Over at techPresident this week, Tom Watson wrote about the need for a counterpart to Obama’s change.gov website in Congress. While the presidential transition site is constantly changing and is interactive, allowing for the opportunity for a two-way communication between the president and the American people, the legislative hub — Speaker.gov — is stale.

We speak of Speaker.gov, that overlooked, less-than-slick but chock-a-block wonk’s paradise, laden with bill signings, policy statements, and legislation – the web world of Nancy Pelosi, whose growing control of an expanded Democratic caucus almost certainly makes her digital commons the second most important piece of wired political real estate.

And the Speaker’s territory is already something of a two-way street: as she wrote (in a letter!) this summer during the brief but tangy Capitol Hill Video Standards Brouhaha (well-chronicled here by Dave Witzel) she’s well-versed in social media tools. “Like many other Members, I have a blog, use YouTube, Flickr, Facebook, Digg, and other new media to communicate with constituents, and I believe they are vital tools toward increasing transparency and accountability.”

Nonetheless, Pelosi’s blog – The Gavel – is a bit on the staid side. It’s a straight blog with thousands of postings in the last two years but few comments, and the brand is, well, understated when compared to Change.gov. Yet, it’s more more content-laden. For example, there are 157 posts labeled civil rights, 412 on Iraq, and 174 on energy independence.

Despite all the policy goodness, The Gavel isn’t exactly a center for blogosphere attention, from the left or the right. In two years, it’s garnered 1,624 “blog reactions” (links in) on Technorati – and it doesn’t often pop up on Memeorandum. Compare that to Change.gov, which has garnered 8,386 blog links in less than a month.

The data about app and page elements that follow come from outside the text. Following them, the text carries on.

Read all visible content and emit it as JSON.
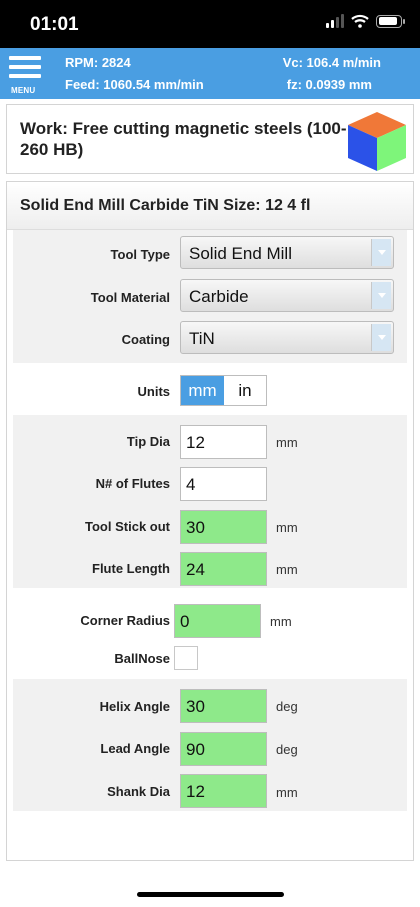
{
  "status_bar": {
    "time": "01:01"
  },
  "header": {
    "menu_label": "MENU",
    "rpm": "RPM: 2824",
    "vc": "Vc: 106.4 m/min",
    "feed": "Feed: 1060.54 mm/min",
    "fz": "fz: 0.0939 mm"
  },
  "work": {
    "title": "Work: Free cutting magnetic steels (100-260 HB)",
    "cube_colors": {
      "top": "#f07838",
      "left": "#2b52e8",
      "right": "#7ef57a"
    }
  },
  "tool_panel": {
    "title": "Solid End Mill Carbide TiN Size: 12 4 fl",
    "tool_type": {
      "label": "Tool Type",
      "value": "Solid End Mill"
    },
    "tool_material": {
      "label": "Tool Material",
      "value": "Carbide"
    },
    "coating": {
      "label": "Coating",
      "value": "TiN"
    },
    "units": {
      "label": "Units",
      "options": [
        "mm",
        "in"
      ],
      "selected": "mm"
    },
    "tip_dia": {
      "label": "Tip Dia",
      "value": "12",
      "unit": "mm"
    },
    "flutes": {
      "label": "N# of Flutes",
      "value": "4"
    },
    "stick_out": {
      "label": "Tool Stick out",
      "value": "30",
      "unit": "mm"
    },
    "flute_length": {
      "label": "Flute Length",
      "value": "24",
      "unit": "mm"
    },
    "corner_radius": {
      "label": "Corner Radius",
      "value": "0",
      "unit": "mm"
    },
    "ballnose": {
      "label": "BallNose",
      "checked": false
    },
    "helix_angle": {
      "label": "Helix Angle",
      "value": "30",
      "unit": "deg"
    },
    "lead_angle": {
      "label": "Lead Angle",
      "value": "90",
      "unit": "deg"
    },
    "shank_dia": {
      "label": "Shank Dia",
      "value": "12",
      "unit": "mm"
    }
  },
  "colors": {
    "header_blue": "#4a9ee2",
    "input_green": "#8ee98a",
    "group_gray": "#f1f1f1"
  }
}
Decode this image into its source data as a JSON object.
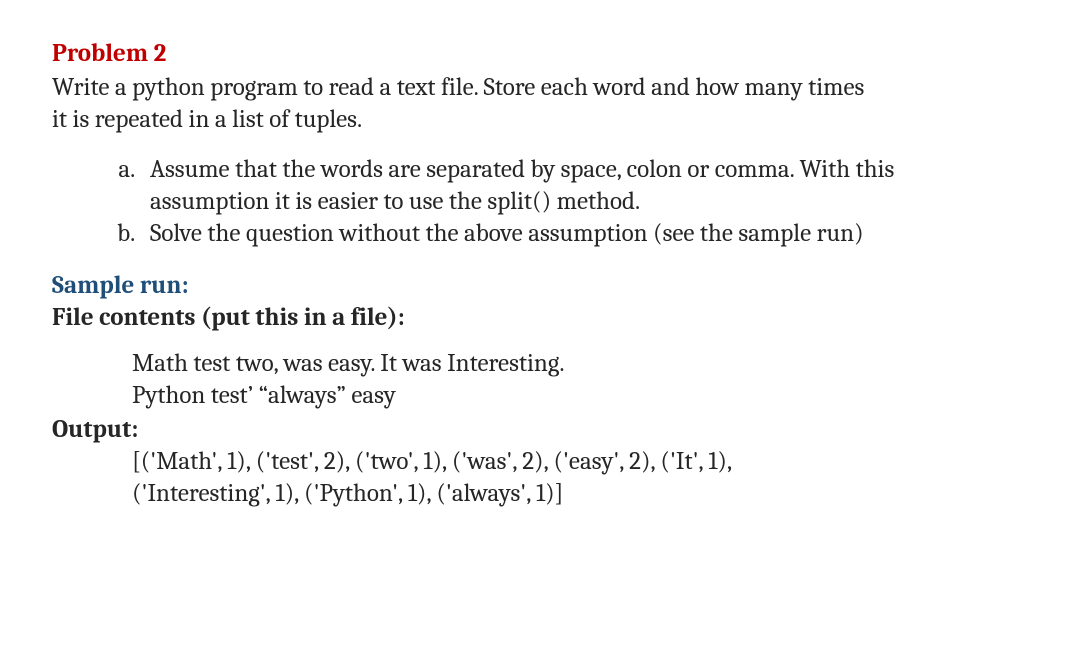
{
  "title": "Problem 2",
  "description_line1": "Write a python program to read a text file. Store each word and how many times",
  "description_line2": "it is repeated in a list of tuples.",
  "subitems": {
    "a_line1": "Assume that the words are separated by space, colon or comma. With this",
    "a_line2": "assumption it is easier to use the split() method.",
    "b": "Solve the question without the above assumption (see the sample run)"
  },
  "sample_run_label": "Sample run:",
  "file_contents_label": "File contents (put this in a file):",
  "file_contents": {
    "line1": "Math test two, was easy. It was Interesting.",
    "line2": "Python test’ “always” easy"
  },
  "output_label": "Output:",
  "output": {
    "line1": "[('Math', 1), ('test', 2), ('two', 1), ('was', 2), ('easy', 2), ('It', 1),",
    "line2": "('Interesting', 1), ('Python', 1), ('always', 1)]"
  }
}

Watson argues that with a strengthening Democratic influence on the other end of Pennsylvania Ave., Pelosi may actually have the larger change potential, especially if the legislative branch gains more autonomy with the departure of the Bush administration. I think Watson’s right — while we may feel closer to the president these days because it’s easier to pay attention to one person in our media than 435, the House of Representatives is still the people’s branch. Should Pelosi set up a more participatory website allowing for more two-way communication, the development of social networks, and other innovative approaches, it allows an even larger number of Americans to get involved and take ownership of the legislative process. Perhaps congressional approval ratings would jump too.

The other reason I’d like to see this happen is the Obama versus party factor. As we move forward, I’d like to keep young people interested in the Democratic Party. Yes, we’re about to have a president who is a technological rockstar, placing high priority on technological development and using the internet to improve transparency. And Barack Obama does happen to be a Democrat. But like we’ve been arguing on this site, it’s not just about Obama; it’s about building a party that appeals to as many youth as possible. We should be spreading the message that it’s not just Obama that’s interested in innovative change; it’s the Democratic Party. Developing a website that is devoted to legislative change is a great starting point.